Electrical inspection checklist

Electrical hazards can cause fires in the home. A slight spark near any combustible object can immediately create flames. Therefore, it is important that you review all the electrical aspects of your home. Sometimes a professional inspector is required for new constructions or renting properties on new tenants. However, if you want to do a home electrical inspection for your own safety, then it is possible.

Power suppliers

Check outlets for missing, damaged or loose parts such as screws or metal frame parts. Loose or damaged parts can cause sparks, which can be a fire hazard. Have to remove the covers, or covers, to expose the parts of the power outlet. Make sure that all unused outputs have faceplates. Faceplates can block some sparks and prevent children from having access to the parts and holes in the outlet.

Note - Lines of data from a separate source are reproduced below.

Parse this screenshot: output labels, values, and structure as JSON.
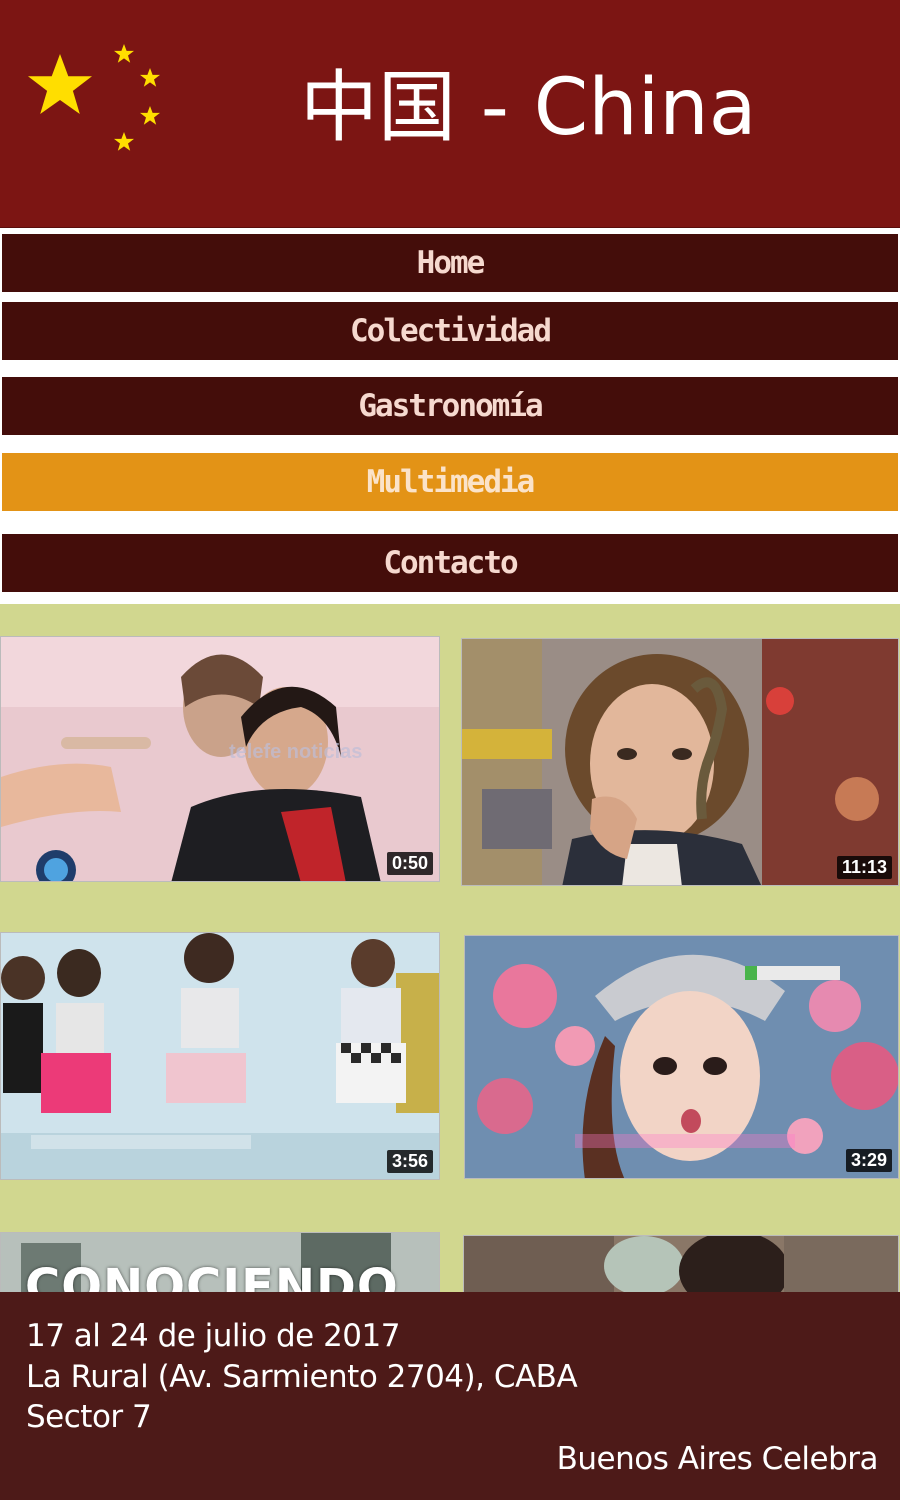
{
  "header": {
    "title": "中国 - China",
    "flag_icon": "china-flag-stars",
    "colors": {
      "background": "#7c1513",
      "star": "#ffde00"
    }
  },
  "nav": {
    "items": [
      {
        "label": "Home",
        "active": false
      },
      {
        "label": "Colectividad",
        "active": false
      },
      {
        "label": "Gastronomía",
        "active": false
      },
      {
        "label": "Multimedia",
        "active": true
      },
      {
        "label": "Contacto",
        "active": false
      }
    ],
    "colors": {
      "item": "#440d0a",
      "active": "#e39316",
      "text": "#f6d9cf"
    }
  },
  "videos": {
    "items": [
      {
        "duration": "0:50",
        "watermark": "telefe noticias"
      },
      {
        "duration": "11:13"
      },
      {
        "duration": "3:56"
      },
      {
        "duration": "3:29"
      },
      {
        "overlay_text": "CONOCIENDO"
      },
      {}
    ],
    "colors": {
      "background": "#d1d78f"
    }
  },
  "footer": {
    "line1": "17 al 24 de julio de 2017",
    "line2": "La Rural (Av. Sarmiento 2704), CABA",
    "line3": "Sector 7",
    "brand": "Buenos Aires Celebra",
    "colors": {
      "background": "#4d1a18"
    }
  }
}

To avoid wear and tear, make sure that no power cord sets through a high traffic area such as under carpets or door floors. Make sure that no cable is broken or frayed. The rubber insulation must be intact on all cables. Make sure that the cables are not secured in place by something that is punched like staples.

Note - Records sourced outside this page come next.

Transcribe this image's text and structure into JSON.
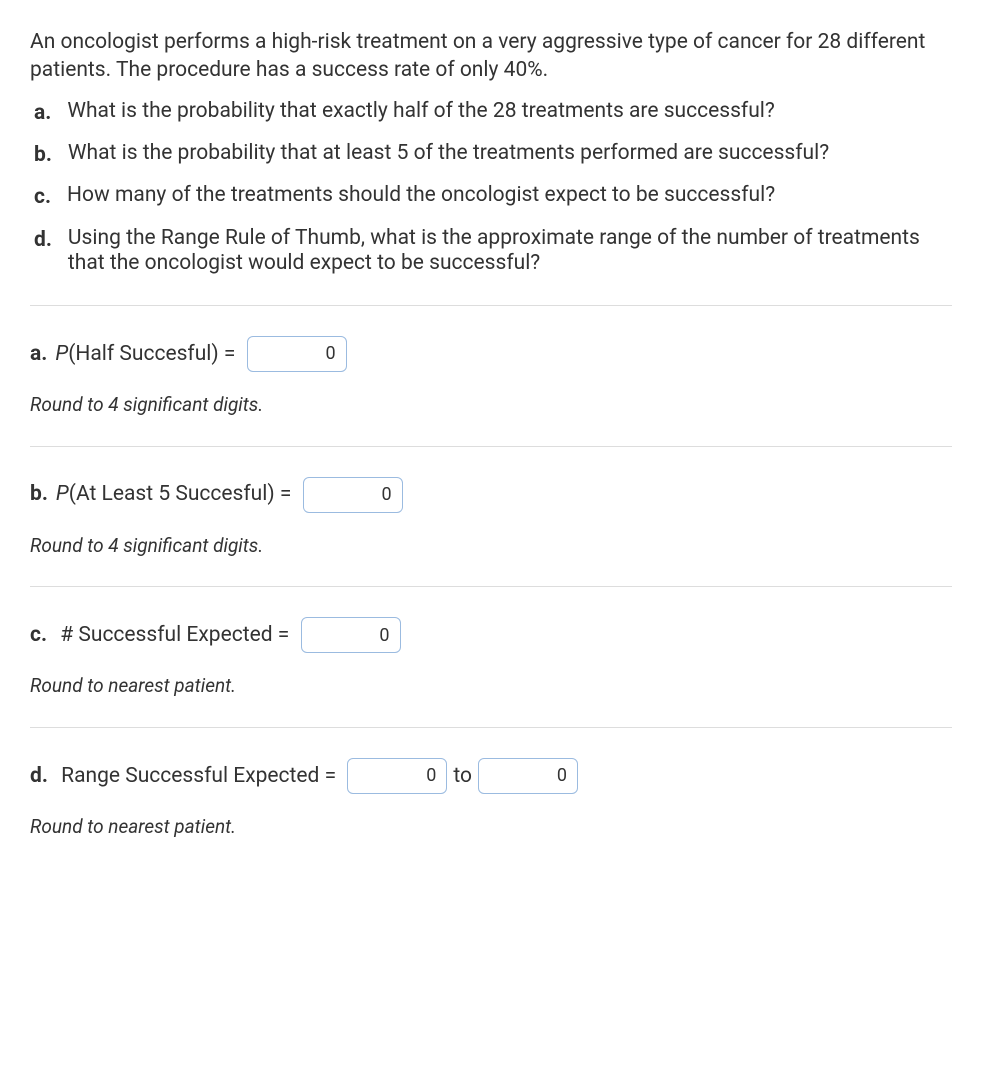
{
  "intro": "An oncologist performs a high-risk treatment on a very aggressive type of cancer for 28 different patients. The procedure has a success rate of only 40%.",
  "questions": {
    "a": {
      "marker": "a.",
      "text": "What is the probability that exactly half of the 28 treatments are successful?"
    },
    "b": {
      "marker": "b.",
      "text": "What is the probability that at least 5 of the treatments performed are successful?"
    },
    "c": {
      "marker": "c.",
      "text": "How many of the treatments should the oncologist expect to be successful?"
    },
    "d": {
      "marker": "d.",
      "text": "Using the Range Rule of Thumb, what is the approximate range of the number of treatments that the oncologist would expect to be successful?"
    }
  },
  "answers": {
    "a": {
      "lead": "a.",
      "p": "P",
      "label": "(Half Succesful) = ",
      "value": "0",
      "hint": "Round to 4 significant digits."
    },
    "b": {
      "lead": "b.",
      "p": "P",
      "label": "(At Least 5 Succesful) = ",
      "value": "0",
      "hint": "Round to 4 significant digits."
    },
    "c": {
      "lead": "c.",
      "label": " # Successful Expected = ",
      "value": "0",
      "hint": "Round to nearest patient."
    },
    "d": {
      "lead": "d.",
      "label": " Range Successful Expected = ",
      "value_lo": "0",
      "to": " to ",
      "value_hi": "0",
      "hint": "Round to nearest patient."
    }
  }
}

Fuses and circuit breakers

Fit the fuses correctly with the rating for the corresponding circuit. Label fuses and circuits to avoid any confusion. A professional electrician can do it if necessary. Everyone living in the home should know the location of the main circuit breaker box; well, if you need to cut a room or the entire house, everyone knows how to do it.

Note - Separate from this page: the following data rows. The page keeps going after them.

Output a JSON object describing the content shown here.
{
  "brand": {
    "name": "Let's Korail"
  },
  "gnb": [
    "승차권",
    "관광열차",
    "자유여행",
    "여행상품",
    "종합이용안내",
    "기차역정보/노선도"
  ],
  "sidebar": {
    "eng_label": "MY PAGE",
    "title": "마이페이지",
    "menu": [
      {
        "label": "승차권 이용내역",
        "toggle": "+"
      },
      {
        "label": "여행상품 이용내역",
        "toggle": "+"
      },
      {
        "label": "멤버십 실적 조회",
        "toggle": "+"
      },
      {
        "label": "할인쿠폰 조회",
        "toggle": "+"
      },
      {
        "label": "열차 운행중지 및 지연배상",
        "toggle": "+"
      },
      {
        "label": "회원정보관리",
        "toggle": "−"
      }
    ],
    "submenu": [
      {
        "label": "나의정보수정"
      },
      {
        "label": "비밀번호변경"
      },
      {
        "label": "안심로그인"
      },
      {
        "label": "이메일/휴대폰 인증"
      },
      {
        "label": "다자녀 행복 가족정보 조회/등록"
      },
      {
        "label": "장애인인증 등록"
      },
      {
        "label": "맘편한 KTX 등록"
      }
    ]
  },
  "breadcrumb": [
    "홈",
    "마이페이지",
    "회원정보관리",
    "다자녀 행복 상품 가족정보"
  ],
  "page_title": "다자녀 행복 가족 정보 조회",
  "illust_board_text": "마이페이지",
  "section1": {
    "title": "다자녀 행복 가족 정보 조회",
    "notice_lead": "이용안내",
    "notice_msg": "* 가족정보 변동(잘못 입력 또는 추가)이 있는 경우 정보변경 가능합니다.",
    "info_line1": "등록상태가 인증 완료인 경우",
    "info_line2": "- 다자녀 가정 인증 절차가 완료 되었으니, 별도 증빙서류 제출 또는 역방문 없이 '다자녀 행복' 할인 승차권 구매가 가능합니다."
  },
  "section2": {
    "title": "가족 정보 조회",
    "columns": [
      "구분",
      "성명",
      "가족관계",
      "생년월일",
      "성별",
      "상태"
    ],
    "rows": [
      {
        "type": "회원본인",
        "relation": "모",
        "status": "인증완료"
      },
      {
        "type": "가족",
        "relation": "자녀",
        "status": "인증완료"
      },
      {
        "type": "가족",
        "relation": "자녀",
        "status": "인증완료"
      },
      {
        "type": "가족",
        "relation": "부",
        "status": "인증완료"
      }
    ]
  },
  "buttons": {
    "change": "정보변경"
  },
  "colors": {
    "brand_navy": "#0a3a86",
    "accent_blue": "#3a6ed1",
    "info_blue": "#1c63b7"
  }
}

Place bulbs correctly to a lamp or other lighting fixture. A light bulb with too high power for the accessory may overheat and cause a fire. Loose bulbs may also overheat and become a fire hazard. Change bulbs that are too much energy to their corresponding accessory and squeeze loose bulbs in their basins.

Earth fault circuit breakers

Install ground fault circuit breakers (GFCI) at each outlet or in the circuit breaker box. GFCI can prevent electric shock by interrupting the flow of electricity if it detects a leak in the current. This may stop electricity from reaching a person who comes in contact with a malfunction of the electrical switch or plug.

Plug connections

Make sure that each plug on the end of a wire fits as much as possible. Do not overload the outlets with several plugs. The lower round tooth is a grounding, and must remain in the pin intact. Removing the grounding prong can lead to electric shock and fire, causing shock when used in a three-prong outlet. Do not overload plugs into sockets that are too small or do not contain the corresponding number.